First in the US, there has been an unfortunate and sharp drop in durable goods orders in November, down a startling -5.7% on an actual basis year-on-year. (Most reports however will be the seasonally adjusted number which is -2.0%.)
American capital goods orders actually fell an even more startling -13% year-on-year, while the more widely reported non-defense component was down -9.2% (and sanitised to a +0.1% gain when seasonally adjusted).
New home sales data delivered much better data, up almost +17% year-on-year, even if this aspect of their housing market is only 12% of their overall housing market. (The existing home-market was up +2.7% in November year-on-year.)
Also turning positive was the Chicago Fed's National Activity Index and that was up a bit more than expected.
The Atlanta Fed's GDPNow model is showing that American GDP growth probably inched up in the fourth quarter of 2019 to +2.3% and that is slightly above most analysts' estimates. (For comparison, Massey's GDPLive model shows New Zealand's Q4 growth at +2.4% although weakening a little.)
In Canada, they report GDP growth monthly, and in October it was running at a weaker +1.2% and well below the +1.6% in September.
In China, they announced lower imports tariffs on more than 850 products ranging from frozen pork, hi-tech components and vital medicines next year, as Beijing looks to boost imports amid a slowing economy and a trade war with the United States. They are adopting temporary import tariffs, which are lower than the most-favoured-nation tariffs, on 859 products, according to a statement released by their Ministry of Finance, citing the State Council’s Tariff Commission.
Overnight, equity markets were pretty stable with only minor gains or losses in most of the major ones. However the exception was Shanghai which dropped -1.4% yesterday in a move not matched elsewhere in Asia and probably related to the tariff drop. Locally, the ASX200 dipped -0.4% while the NZX50 was up +0.6% and both of these were among the larger movers globally.
And although there is no Santa rally this year, we should note that the equity market bull run, which started in March 2009, looks like it will continue well into 2020. The S&P500 is up +250% in those almost 11 years, and that is equivalent to an annual gain of +9%. Of course, the rise hasn't been smooth as most readers will know.
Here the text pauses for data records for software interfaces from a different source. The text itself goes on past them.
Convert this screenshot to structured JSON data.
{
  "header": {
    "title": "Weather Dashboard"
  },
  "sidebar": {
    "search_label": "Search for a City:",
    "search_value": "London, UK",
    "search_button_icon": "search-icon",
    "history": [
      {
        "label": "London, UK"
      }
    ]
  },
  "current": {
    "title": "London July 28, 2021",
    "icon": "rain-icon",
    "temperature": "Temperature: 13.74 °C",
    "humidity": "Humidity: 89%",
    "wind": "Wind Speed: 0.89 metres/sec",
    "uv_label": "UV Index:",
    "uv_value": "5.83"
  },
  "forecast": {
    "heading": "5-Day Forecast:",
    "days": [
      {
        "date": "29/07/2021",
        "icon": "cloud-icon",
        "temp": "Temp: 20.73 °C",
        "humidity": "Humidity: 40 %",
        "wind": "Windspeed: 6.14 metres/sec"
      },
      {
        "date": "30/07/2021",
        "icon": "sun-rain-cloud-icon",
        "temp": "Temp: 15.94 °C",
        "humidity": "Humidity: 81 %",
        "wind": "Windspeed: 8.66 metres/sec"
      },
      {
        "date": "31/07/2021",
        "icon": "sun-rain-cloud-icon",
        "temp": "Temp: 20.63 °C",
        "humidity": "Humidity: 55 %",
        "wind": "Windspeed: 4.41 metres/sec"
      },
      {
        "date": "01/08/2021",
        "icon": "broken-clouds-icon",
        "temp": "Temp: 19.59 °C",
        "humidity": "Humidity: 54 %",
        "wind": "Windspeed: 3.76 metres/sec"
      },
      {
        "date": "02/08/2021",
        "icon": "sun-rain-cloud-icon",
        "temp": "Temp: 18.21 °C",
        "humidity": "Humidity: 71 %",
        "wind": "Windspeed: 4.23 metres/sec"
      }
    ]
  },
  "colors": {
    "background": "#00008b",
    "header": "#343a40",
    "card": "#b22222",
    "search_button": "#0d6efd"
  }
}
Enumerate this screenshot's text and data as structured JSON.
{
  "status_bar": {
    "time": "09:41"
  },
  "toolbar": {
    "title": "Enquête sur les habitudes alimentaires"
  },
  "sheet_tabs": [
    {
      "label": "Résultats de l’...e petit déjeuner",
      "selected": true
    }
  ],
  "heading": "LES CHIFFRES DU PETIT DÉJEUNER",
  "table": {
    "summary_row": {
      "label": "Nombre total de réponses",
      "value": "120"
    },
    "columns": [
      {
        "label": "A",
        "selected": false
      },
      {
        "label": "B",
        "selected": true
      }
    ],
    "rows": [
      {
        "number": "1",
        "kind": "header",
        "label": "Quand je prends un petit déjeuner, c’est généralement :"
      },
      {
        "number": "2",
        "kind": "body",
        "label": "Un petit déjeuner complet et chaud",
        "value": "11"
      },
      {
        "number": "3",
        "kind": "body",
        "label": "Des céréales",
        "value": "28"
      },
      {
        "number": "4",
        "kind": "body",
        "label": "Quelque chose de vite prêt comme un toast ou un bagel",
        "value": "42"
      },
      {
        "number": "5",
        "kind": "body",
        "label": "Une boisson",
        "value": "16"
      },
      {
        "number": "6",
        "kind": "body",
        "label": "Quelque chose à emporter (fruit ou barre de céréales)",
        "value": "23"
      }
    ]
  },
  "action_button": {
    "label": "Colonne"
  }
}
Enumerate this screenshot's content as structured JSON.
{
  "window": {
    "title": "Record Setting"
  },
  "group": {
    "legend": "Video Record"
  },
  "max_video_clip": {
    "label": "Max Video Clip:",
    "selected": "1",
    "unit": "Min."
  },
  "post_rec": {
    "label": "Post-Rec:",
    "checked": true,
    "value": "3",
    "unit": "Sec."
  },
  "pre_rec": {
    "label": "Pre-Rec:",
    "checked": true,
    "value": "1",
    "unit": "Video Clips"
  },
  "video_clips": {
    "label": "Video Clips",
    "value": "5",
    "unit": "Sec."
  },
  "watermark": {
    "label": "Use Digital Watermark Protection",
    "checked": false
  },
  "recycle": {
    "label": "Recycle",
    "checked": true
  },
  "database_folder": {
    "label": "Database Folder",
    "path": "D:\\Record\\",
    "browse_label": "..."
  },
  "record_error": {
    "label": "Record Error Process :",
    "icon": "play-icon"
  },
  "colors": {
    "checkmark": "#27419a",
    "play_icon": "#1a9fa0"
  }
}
In Australia yesterday, the release of private sector credit data showed some large negative moves in the 'personal' category. This is where you see Buy Now, Pay Later schemes eating into traditional consumer credit, and the Aussie moves are large (and larger than in New Zealand). For the year to November, this category fell almost -5% taking a toll on traditional credit card and store credit transactions.
The UST 10yr yield is unchanged at 1.92%. Their 2-10 curve is also little-changed overnight at +27 bps. Their 1-5 curve is at +20 bps. Their 3m-10yr curve is at +35 bps. The Aussie Govt 10yr has risen +2 bps overnight to 1.33%. The China Govt 10yr is down -3 bps at 3.21%. The NZ Govt 10 yr however is now at 1.63% and small -1 bp dip overnight.
Gold is at US$1,483/oz and up another +US$5 overnight.
US oil prices marginally firmer at just on US$60.50/bbl and the Brent benchmark is now just under US$66.50/bbl.
The Kiwi dollar will open firmer today at 66.3 USc. On the cross rates we are also firm at 95.8 AUc. Against the euro we are likewise firmer at 59.8 euro cents. That puts our TWI-5 at just on 71.4 and that is a six-month high.
Bitcoin is up +2.5% today, now at US$7,346. The bitcoin rate is charted in the exchange rate set below.
Merry Christmas to all our readers. We will be back with the next update on Friday.
The easiest place to stay up with event risk today is by following our Economic Calendar here ».